▼

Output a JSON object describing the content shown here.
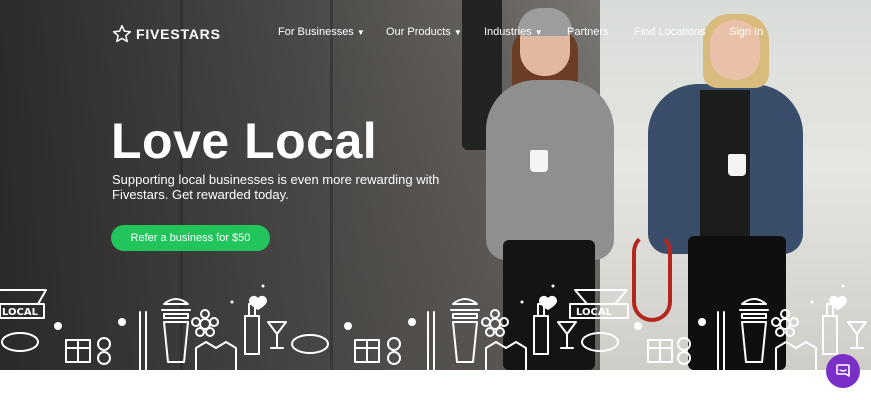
{
  "brand": {
    "name": "FIVESTARS"
  },
  "nav": {
    "items": [
      {
        "label": "For Businesses",
        "has_dropdown": true
      },
      {
        "label": "Our Products",
        "has_dropdown": true
      },
      {
        "label": "Industries",
        "has_dropdown": true
      },
      {
        "label": "Partners",
        "has_dropdown": false
      },
      {
        "label": "Find Locations",
        "has_dropdown": false
      },
      {
        "label": "Sign In",
        "has_dropdown": false
      }
    ],
    "caret": "▼"
  },
  "hero": {
    "headline": "Love Local",
    "subtext": "Supporting local businesses is even more rewarding with Fivestars. Get rewarded today.",
    "cta_label": "Refer a business for $50",
    "doodle_sign_text": "LOCAL"
  },
  "colors": {
    "cta": "#22c45c",
    "chat": "#7b2fc9",
    "text_on_hero": "#ffffff"
  },
  "icons": {
    "logo": "star-outline-icon",
    "chat": "chat-bubble-icon"
  }
}
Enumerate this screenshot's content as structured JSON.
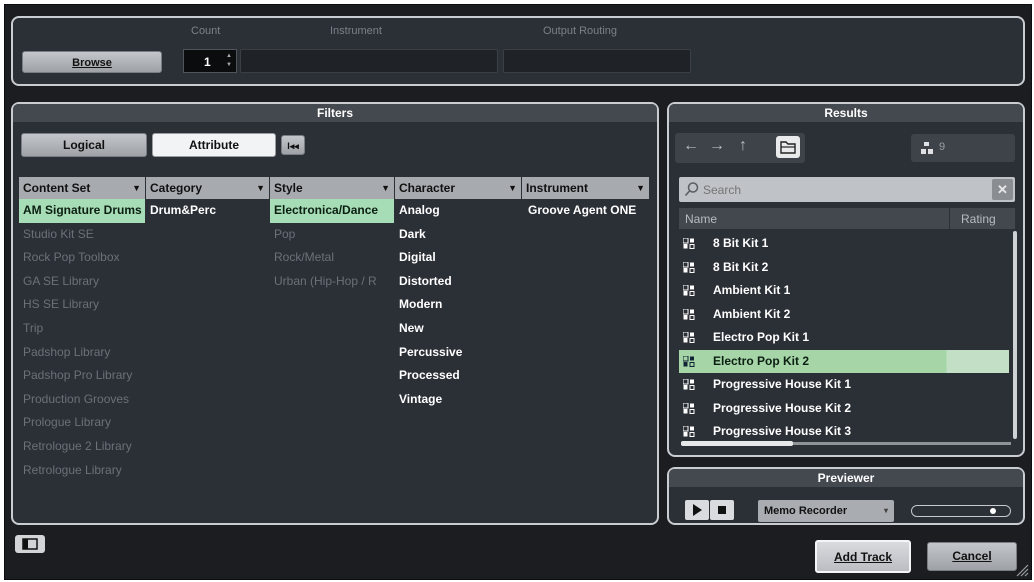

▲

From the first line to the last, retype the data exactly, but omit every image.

Output a JSON object describing the content shown here.
{
  "brand": {
    "name": "FIVESTARS"
  },
  "nav": {
    "items": [
      {
        "label": "For Businesses",
        "has_dropdown": true
      },
      {
        "label": "Our Products",
        "has_dropdown": true
      },
      {
        "label": "Industries",
        "has_dropdown": true
      },
      {
        "label": "Partners",
        "has_dropdown": false
      },
      {
        "label": "Find Locations",
        "has_dropdown": false
      },
      {
        "label": "Sign In",
        "has_dropdown": false
      }
    ],
    "caret": "▼"
  },
  "hero": {
    "headline": "Love Local",
    "subtext": "Supporting local businesses is even more rewarding with Fivestars. Get rewarded today.",
    "cta_label": "Refer a business for $50",
    "doodle_sign_text": "LOCAL"
  },
  "colors": {
    "cta": "#22c45c",
    "chat": "#7b2fc9",
    "text_on_hero": "#ffffff"
  },
  "icons": {
    "logo": "star-outline-icon",
    "chat": "chat-bubble-icon"
  }
}
Enumerate this screenshot's content as structured JSON.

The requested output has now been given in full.